Copy out every line holding the string "this" from the records below.

___ DATA TO EXAMINE ___

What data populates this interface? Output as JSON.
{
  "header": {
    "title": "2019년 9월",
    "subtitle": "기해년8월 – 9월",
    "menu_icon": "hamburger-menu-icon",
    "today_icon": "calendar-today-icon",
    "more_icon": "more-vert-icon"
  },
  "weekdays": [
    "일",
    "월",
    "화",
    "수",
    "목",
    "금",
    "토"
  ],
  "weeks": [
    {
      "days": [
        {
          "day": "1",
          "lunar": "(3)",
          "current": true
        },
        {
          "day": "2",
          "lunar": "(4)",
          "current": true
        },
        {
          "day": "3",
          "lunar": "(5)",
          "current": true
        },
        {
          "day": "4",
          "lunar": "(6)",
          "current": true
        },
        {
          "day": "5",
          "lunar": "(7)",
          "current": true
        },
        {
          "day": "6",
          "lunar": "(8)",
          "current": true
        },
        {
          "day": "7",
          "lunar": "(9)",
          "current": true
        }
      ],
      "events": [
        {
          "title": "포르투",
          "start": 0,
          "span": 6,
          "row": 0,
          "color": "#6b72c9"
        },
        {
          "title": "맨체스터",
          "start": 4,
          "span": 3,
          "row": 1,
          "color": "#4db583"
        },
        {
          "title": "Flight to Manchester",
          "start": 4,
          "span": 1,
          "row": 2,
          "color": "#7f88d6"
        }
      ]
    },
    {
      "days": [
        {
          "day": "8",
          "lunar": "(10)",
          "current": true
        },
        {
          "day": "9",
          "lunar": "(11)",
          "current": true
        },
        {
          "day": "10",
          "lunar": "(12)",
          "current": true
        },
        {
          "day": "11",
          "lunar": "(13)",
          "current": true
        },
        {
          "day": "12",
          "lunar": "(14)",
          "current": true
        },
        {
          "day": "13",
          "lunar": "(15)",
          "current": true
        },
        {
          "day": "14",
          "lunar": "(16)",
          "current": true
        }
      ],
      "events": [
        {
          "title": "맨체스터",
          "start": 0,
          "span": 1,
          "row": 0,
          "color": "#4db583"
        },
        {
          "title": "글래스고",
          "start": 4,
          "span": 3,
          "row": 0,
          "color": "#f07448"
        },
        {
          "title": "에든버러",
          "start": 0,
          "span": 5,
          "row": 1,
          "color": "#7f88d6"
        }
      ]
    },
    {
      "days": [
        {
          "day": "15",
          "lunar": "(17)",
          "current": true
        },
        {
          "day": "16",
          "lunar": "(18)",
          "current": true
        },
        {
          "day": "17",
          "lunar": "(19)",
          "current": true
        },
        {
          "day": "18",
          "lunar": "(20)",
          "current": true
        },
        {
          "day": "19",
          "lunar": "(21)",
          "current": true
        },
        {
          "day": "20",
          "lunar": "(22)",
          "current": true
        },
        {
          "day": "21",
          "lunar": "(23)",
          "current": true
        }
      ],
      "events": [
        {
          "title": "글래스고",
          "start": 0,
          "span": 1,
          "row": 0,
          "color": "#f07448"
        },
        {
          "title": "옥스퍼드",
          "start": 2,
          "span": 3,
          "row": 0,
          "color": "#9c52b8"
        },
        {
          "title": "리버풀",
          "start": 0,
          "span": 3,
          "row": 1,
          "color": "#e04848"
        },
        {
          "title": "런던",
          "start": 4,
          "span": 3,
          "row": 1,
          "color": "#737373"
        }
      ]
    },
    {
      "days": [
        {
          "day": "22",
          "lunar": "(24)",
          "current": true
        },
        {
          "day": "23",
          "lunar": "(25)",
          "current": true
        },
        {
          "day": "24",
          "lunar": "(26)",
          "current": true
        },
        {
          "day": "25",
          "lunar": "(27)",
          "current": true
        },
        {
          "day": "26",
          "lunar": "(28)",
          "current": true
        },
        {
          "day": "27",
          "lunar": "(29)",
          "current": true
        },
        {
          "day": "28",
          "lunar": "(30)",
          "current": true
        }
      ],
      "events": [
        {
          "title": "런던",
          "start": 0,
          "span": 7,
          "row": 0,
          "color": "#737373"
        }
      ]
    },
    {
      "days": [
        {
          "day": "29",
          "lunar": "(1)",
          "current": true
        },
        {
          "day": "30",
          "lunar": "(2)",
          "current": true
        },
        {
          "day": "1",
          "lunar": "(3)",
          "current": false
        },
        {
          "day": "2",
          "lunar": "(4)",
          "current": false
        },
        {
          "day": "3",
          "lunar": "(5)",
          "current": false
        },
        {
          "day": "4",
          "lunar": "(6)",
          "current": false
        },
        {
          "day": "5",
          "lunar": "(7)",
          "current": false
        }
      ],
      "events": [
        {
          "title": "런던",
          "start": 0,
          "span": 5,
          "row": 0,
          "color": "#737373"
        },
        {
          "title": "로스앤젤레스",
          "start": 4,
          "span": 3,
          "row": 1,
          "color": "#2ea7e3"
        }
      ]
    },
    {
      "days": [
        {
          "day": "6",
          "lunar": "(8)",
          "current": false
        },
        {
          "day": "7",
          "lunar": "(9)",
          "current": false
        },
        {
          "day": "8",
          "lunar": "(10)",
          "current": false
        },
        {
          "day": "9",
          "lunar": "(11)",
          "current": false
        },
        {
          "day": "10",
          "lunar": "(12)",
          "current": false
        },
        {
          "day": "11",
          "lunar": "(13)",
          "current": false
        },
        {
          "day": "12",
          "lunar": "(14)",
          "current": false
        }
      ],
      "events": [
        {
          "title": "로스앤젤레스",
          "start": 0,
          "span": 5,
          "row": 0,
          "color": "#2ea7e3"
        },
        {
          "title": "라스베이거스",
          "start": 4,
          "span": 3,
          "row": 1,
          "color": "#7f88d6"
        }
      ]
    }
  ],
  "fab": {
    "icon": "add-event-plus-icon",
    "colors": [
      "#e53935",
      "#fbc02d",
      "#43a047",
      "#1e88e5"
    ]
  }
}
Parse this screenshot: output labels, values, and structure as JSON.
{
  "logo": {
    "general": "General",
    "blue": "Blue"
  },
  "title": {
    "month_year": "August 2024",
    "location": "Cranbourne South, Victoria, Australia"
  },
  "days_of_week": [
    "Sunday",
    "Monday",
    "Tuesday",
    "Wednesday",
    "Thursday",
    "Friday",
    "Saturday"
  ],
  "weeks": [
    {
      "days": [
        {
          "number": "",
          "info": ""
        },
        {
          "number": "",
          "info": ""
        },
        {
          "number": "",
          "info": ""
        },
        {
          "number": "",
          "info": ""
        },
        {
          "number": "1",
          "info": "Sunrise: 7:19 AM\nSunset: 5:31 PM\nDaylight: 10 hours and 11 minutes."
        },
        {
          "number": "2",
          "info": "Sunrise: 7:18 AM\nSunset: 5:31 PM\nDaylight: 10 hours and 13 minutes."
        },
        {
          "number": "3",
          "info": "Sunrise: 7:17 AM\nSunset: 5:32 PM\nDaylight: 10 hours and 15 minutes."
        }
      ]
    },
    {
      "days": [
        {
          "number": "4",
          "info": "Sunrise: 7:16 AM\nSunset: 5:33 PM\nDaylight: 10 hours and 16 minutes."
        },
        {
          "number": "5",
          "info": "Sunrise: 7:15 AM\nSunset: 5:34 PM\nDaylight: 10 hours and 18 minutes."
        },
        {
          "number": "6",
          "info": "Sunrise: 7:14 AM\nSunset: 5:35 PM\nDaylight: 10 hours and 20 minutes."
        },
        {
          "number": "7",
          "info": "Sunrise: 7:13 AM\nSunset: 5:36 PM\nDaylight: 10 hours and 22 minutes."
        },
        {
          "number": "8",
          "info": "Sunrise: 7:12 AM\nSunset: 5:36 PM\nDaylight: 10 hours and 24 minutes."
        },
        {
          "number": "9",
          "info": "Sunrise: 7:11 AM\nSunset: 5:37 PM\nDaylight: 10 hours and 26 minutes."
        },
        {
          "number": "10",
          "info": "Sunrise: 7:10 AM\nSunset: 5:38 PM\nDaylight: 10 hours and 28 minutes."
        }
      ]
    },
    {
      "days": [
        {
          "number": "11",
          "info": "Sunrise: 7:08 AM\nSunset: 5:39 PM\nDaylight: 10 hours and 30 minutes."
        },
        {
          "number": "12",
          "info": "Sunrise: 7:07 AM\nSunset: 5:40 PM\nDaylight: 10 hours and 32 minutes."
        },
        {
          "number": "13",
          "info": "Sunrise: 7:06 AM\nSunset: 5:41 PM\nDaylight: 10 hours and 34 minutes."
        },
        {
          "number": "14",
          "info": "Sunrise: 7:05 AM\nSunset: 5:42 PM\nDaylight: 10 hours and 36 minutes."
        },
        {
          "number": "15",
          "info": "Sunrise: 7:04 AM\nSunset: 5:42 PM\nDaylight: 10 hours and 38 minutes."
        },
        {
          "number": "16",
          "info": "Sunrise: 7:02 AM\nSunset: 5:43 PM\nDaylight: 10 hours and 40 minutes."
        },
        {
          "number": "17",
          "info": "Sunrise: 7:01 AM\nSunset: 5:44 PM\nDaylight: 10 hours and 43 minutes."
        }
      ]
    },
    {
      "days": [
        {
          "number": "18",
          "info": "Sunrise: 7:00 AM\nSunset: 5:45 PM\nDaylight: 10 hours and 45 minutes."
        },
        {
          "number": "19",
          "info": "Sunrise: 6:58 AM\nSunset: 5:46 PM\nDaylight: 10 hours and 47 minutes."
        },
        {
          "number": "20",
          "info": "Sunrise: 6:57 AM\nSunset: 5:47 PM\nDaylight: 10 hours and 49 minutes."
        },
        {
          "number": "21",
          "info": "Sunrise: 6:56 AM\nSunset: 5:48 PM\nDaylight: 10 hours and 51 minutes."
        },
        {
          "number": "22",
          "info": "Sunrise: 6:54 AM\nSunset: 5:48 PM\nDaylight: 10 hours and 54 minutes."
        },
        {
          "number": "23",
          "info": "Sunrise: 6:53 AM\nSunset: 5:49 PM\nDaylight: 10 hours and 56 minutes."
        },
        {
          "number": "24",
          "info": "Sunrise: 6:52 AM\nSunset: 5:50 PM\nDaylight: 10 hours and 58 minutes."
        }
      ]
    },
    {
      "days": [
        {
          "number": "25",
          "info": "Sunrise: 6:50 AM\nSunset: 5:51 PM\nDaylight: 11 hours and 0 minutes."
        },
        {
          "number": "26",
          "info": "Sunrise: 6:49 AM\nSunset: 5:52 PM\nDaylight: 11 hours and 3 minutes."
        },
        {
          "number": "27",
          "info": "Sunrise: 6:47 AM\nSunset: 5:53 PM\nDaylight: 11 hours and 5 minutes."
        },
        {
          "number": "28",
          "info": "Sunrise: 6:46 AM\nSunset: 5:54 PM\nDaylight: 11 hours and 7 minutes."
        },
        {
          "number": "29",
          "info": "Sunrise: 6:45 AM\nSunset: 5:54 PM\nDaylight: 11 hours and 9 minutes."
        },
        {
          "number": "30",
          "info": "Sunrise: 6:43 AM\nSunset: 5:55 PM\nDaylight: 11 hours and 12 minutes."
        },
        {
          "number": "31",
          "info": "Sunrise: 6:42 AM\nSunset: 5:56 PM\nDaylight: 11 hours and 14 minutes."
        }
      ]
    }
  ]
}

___

## [RESULT BELOW]
What data populates this interface? Output as JSON.
Parse this screenshot: output labels, values, and structure as JSON.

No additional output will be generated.